Listed entries ->
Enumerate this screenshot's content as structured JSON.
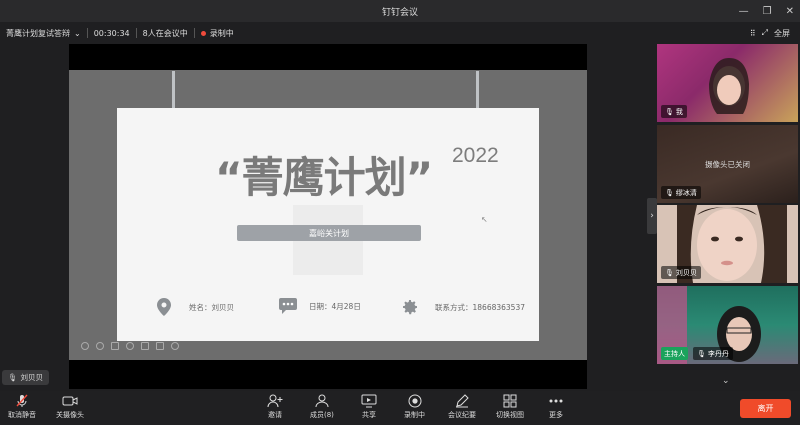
{
  "window": {
    "title": "钉钉会议"
  },
  "infobar": {
    "meeting_name": "菁鹰计划复试答辩",
    "duration": "00:30:34",
    "participants_text": "8人在会议中",
    "recording_text": "录制中",
    "fullscreen_label": "全屏"
  },
  "slide": {
    "title": "“菁鹰计划”",
    "year": "2022",
    "subtitle": "嘉峪关计划",
    "name_text": "姓名：刘贝贝",
    "date_text": "日期：4月28日",
    "contact_text": "联系方式：18668363537"
  },
  "active_speaker": "刘贝贝",
  "participants": [
    {
      "name": "我",
      "camera_off_text": ""
    },
    {
      "name": "缪冰清",
      "camera_off_text": "摄像头已关闭"
    },
    {
      "name": "刘贝贝",
      "camera_off_text": ""
    },
    {
      "name": "李丹丹",
      "host_badge": "主持人",
      "camera_off_text": ""
    }
  ],
  "toolbar": {
    "mute": "取消静音",
    "camera": "关摄像头",
    "invite": "邀请",
    "members": "成员(8)",
    "share": "共享",
    "recording": "录制中",
    "minutes": "会议纪要",
    "switch_view": "切换视图",
    "more": "更多",
    "leave": "离开"
  },
  "colors": {
    "accent": "#f04b2a",
    "host_badge": "#1aa35c",
    "recording_dot": "#f04b3c"
  }
}
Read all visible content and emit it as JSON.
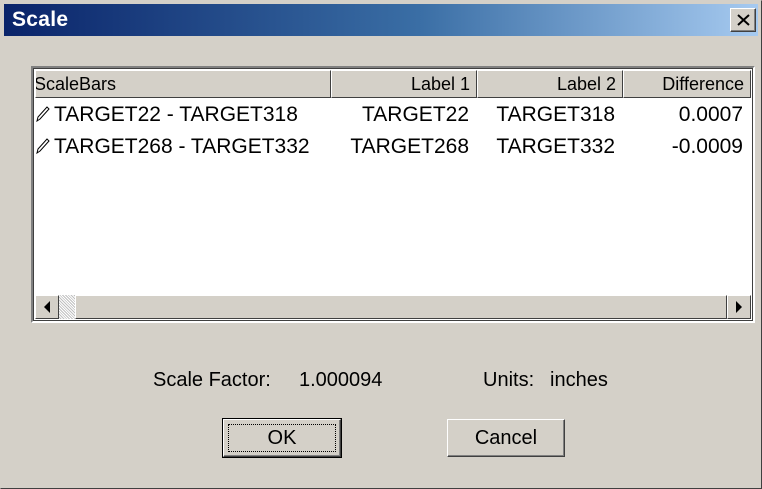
{
  "window": {
    "title": "Scale"
  },
  "table": {
    "columns": [
      "ScaleBars",
      "Label 1",
      "Label 2",
      "Difference"
    ],
    "rows": [
      {
        "scalebar": "TARGET22 - TARGET318",
        "label1": "TARGET22",
        "label2": "TARGET318",
        "difference": "0.0007"
      },
      {
        "scalebar": "TARGET268 - TARGET332",
        "label1": "TARGET268",
        "label2": "TARGET332",
        "difference": "-0.0009"
      }
    ]
  },
  "info": {
    "scale_factor_label": "Scale Factor:",
    "scale_factor_value": "1.000094",
    "units_label": "Units:",
    "units_value": "inches"
  },
  "buttons": {
    "ok": "OK",
    "cancel": "Cancel"
  },
  "icons": {
    "close": "close-icon",
    "row": "pencil-icon",
    "scroll_left": "arrow-left-icon",
    "scroll_right": "arrow-right-icon"
  }
}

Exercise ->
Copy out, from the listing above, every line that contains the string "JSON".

Answer to this task ->
Enumerate this screenshot's content as structured JSON.
Read all visible content and emit it as JSON.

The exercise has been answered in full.